* **What you need to do**: Establish the number of lines below that contain the string "screenshot". State that number alone.

Page and application data records
- - - - -

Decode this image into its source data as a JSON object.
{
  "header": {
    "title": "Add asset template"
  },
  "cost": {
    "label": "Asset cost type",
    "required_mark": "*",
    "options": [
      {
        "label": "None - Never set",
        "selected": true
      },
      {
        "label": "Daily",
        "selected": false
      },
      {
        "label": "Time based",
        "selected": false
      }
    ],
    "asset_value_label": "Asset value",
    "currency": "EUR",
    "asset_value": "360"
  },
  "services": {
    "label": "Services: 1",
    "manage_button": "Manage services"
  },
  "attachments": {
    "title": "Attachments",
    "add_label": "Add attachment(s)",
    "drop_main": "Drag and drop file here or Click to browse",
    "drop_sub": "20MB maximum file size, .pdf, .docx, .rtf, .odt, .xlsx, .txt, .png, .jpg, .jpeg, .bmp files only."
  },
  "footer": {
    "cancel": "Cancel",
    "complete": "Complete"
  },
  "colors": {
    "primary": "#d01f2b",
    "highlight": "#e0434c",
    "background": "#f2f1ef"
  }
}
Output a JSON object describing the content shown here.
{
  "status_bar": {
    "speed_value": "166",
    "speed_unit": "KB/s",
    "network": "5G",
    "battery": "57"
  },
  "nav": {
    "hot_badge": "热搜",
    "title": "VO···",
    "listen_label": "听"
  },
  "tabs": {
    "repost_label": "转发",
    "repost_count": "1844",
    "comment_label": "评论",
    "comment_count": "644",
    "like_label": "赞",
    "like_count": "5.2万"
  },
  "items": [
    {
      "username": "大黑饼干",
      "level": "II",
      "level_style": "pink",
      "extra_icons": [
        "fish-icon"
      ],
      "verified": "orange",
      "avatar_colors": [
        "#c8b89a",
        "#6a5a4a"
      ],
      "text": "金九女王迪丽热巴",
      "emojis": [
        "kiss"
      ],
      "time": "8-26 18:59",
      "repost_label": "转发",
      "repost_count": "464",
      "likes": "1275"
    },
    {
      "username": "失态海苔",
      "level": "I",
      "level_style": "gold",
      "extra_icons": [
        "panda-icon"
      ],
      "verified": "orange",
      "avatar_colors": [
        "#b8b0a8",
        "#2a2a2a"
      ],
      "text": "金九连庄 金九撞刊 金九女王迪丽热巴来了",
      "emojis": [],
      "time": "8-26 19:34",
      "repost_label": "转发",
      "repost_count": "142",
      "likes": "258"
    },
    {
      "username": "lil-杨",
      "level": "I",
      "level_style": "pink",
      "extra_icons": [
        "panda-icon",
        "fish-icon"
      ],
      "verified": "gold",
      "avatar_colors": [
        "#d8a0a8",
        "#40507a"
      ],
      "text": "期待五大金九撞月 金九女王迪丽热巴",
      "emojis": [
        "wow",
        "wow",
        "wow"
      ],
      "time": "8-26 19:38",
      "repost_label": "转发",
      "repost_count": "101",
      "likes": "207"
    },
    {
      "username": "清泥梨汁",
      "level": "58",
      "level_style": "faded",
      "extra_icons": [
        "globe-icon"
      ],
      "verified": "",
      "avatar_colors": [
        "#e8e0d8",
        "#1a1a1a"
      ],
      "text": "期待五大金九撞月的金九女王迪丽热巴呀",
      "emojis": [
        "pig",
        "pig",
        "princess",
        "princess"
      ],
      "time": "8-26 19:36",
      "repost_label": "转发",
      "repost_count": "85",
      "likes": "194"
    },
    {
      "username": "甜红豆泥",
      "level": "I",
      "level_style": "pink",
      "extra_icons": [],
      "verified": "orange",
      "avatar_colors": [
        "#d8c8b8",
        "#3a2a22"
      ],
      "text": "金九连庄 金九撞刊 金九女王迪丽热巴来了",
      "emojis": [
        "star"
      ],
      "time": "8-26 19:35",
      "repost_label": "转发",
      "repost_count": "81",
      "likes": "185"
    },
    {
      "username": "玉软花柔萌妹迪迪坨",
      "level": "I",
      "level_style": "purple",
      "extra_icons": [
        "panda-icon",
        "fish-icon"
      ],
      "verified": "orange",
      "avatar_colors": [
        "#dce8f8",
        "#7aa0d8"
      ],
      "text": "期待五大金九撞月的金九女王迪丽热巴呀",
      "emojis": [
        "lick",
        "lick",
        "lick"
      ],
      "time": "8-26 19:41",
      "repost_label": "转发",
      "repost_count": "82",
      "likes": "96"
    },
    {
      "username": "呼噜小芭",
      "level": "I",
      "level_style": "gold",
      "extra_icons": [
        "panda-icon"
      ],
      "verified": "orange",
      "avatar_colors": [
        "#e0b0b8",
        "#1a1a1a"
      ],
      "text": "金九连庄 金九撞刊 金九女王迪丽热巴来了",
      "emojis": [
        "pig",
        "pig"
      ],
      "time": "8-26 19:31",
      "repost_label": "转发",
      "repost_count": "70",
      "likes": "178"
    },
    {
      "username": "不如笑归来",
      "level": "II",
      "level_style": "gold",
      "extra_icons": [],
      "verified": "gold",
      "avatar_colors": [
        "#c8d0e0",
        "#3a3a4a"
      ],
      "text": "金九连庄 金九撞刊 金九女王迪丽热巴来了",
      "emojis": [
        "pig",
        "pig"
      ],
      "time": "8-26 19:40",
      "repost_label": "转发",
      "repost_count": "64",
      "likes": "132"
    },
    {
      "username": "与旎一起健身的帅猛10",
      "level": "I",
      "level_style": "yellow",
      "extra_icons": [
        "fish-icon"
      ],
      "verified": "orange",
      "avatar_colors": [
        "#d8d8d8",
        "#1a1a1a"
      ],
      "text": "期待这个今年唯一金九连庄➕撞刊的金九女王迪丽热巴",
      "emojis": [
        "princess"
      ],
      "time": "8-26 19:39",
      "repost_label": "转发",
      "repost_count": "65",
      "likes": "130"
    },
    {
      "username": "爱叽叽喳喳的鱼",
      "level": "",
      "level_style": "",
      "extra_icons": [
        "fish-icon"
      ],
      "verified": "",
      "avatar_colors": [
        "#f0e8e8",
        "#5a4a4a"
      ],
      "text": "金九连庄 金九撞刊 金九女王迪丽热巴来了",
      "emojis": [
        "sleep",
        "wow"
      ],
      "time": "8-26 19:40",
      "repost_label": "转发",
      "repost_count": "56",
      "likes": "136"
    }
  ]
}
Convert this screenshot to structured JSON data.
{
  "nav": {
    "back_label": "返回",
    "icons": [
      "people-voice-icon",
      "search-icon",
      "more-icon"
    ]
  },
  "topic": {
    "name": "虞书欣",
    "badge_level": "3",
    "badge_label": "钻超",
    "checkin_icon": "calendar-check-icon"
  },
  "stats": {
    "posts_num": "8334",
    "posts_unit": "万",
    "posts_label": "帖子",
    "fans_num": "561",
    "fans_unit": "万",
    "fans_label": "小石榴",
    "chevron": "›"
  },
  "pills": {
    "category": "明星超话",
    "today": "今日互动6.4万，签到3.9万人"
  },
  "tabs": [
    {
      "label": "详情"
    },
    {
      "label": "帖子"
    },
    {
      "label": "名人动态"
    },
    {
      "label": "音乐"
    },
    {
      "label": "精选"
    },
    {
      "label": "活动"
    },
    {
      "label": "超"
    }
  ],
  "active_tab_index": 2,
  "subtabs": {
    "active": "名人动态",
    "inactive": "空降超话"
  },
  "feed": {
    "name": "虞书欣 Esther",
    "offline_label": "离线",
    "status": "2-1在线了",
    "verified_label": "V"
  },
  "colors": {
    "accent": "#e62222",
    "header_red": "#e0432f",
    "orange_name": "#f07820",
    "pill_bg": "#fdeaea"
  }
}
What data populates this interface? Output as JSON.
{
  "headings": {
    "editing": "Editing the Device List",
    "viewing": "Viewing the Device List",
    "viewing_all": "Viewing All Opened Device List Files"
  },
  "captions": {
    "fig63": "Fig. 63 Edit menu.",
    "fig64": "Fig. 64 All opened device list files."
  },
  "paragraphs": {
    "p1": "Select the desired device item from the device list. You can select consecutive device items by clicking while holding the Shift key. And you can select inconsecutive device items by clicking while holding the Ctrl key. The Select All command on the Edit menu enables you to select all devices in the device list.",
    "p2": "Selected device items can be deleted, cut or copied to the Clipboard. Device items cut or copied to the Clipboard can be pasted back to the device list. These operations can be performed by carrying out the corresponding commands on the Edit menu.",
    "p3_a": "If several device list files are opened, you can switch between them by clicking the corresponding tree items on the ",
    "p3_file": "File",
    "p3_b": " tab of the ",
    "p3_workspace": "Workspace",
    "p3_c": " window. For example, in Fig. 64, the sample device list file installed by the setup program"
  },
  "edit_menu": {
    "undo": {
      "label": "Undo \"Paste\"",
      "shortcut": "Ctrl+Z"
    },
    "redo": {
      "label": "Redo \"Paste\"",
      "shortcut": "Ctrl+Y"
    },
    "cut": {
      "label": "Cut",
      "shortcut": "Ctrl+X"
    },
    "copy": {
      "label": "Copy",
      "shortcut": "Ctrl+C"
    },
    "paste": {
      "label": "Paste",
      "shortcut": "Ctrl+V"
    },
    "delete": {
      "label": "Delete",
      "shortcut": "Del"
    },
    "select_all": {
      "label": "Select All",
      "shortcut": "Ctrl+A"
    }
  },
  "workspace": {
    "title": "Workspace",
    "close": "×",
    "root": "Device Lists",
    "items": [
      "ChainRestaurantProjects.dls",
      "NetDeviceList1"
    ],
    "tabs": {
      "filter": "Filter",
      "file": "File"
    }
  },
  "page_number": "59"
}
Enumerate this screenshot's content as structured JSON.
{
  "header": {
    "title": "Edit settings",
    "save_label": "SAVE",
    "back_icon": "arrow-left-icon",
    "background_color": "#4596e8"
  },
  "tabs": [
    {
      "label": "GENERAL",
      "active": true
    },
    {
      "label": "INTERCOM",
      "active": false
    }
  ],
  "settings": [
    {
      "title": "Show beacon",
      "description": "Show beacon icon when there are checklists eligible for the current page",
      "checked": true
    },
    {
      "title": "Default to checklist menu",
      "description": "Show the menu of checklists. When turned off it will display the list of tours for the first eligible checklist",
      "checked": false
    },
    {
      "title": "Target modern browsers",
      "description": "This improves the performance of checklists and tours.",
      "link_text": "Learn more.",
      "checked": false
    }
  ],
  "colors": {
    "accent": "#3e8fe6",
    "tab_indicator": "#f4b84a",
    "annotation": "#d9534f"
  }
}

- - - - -

* **Answer to this exercise**: 2